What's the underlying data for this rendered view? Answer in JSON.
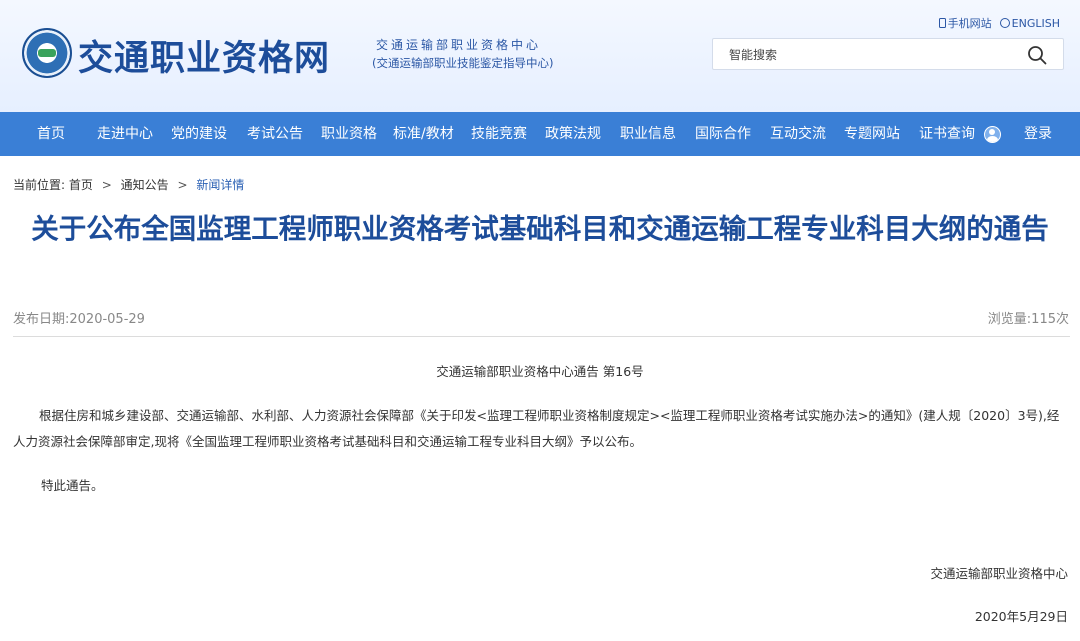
{
  "header": {
    "site_name": "交通职业资格网",
    "org_line1": "交通运输部职业资格中心",
    "org_line2": "(交通运输部职业技能鉴定指导中心)",
    "links": {
      "mobile": "手机网站",
      "english": "ENGLISH"
    },
    "search": {
      "placeholder": "智能搜索"
    }
  },
  "nav": {
    "items": [
      "首页",
      "走进中心",
      "党的建设",
      "考试公告",
      "职业资格",
      "标准/教材",
      "技能竞赛",
      "政策法规",
      "职业信息",
      "国际合作",
      "互动交流",
      "专题网站",
      "证书查询"
    ],
    "login": "登录"
  },
  "breadcrumb": {
    "prefix": "当前位置:",
    "items": [
      "首页",
      "通知公告",
      "新闻详情"
    ],
    "separator": ">"
  },
  "article": {
    "title": "关于公布全国监理工程师职业资格考试基础科目和交通运输工程专业科目大纲的通告",
    "publish_date": "发布日期:2020-05-29",
    "views": "浏览量:115次",
    "doc_number": "交通运输部职业资格中心通告 第16号",
    "paragraph": "根据住房和城乡建设部、交通运输部、水利部、人力资源社会保障部《关于印发<监理工程师职业资格制度规定><监理工程师职业资格考试实施办法>的通知》(建人规〔2020〕3号),经人力资源社会保障部审定,现将《全国监理工程师职业资格考试基础科目和交通运输工程专业科目大纲》予以公布。",
    "closing": "特此通告。",
    "sign_org": "交通运输部职业资格中心",
    "sign_date": "2020年5月29日"
  },
  "colors": {
    "brand_blue": "#1d4d9a",
    "nav_blue": "#3a7fd6",
    "link_blue": "#2b61b4",
    "meta_gray": "#888888"
  }
}
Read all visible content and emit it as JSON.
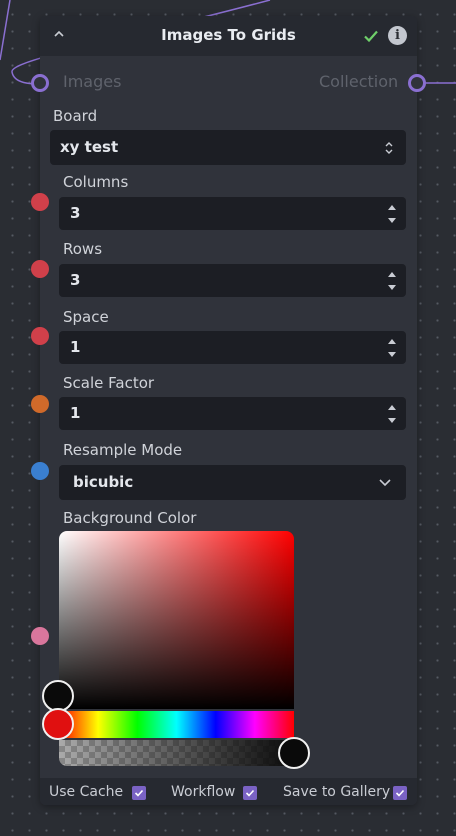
{
  "node": {
    "title": "Images To Grids",
    "icons": {
      "collapse": "chevron-up-icon",
      "status": "check-icon",
      "info": "info-icon"
    },
    "info_glyph": "i"
  },
  "io": {
    "input_label": "Images",
    "output_label": "Collection"
  },
  "fields": {
    "board": {
      "label": "Board",
      "value": "xy test"
    },
    "columns": {
      "label": "Columns",
      "value": "3"
    },
    "rows": {
      "label": "Rows",
      "value": "3"
    },
    "space": {
      "label": "Space",
      "value": "1"
    },
    "scale_factor": {
      "label": "Scale Factor",
      "value": "1"
    },
    "resample_mode": {
      "label": "Resample Mode",
      "value": "bicubic"
    },
    "background_color": {
      "label": "Background Color",
      "selected_color": "#0a0a0a",
      "hue": "#ff0000",
      "alpha": 1.0
    }
  },
  "handle_colors": {
    "connection": "#8a6fd1",
    "columns": "#d0404a",
    "rows": "#d0404a",
    "space": "#d0404a",
    "scale_factor": "#d06a2a",
    "resample_mode": "#3a7fd0",
    "background_color": "#d9769c"
  },
  "footer": {
    "use_cache": {
      "label": "Use Cache",
      "checked": true
    },
    "workflow": {
      "label": "Workflow",
      "checked": true
    },
    "save_to_gallery": {
      "label": "Save to Gallery",
      "checked": true
    }
  },
  "colors": {
    "accent": "#7a62c4",
    "node_bg": "#30333b",
    "canvas_bg": "#2a2d33"
  }
}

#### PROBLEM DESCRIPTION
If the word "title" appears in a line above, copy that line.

#### RESULT
    "title": "关于公布全国监理工程师职业资格考试基础科目和交通运输工程专业科目大纲的通告",
    "title": "Images To Grids",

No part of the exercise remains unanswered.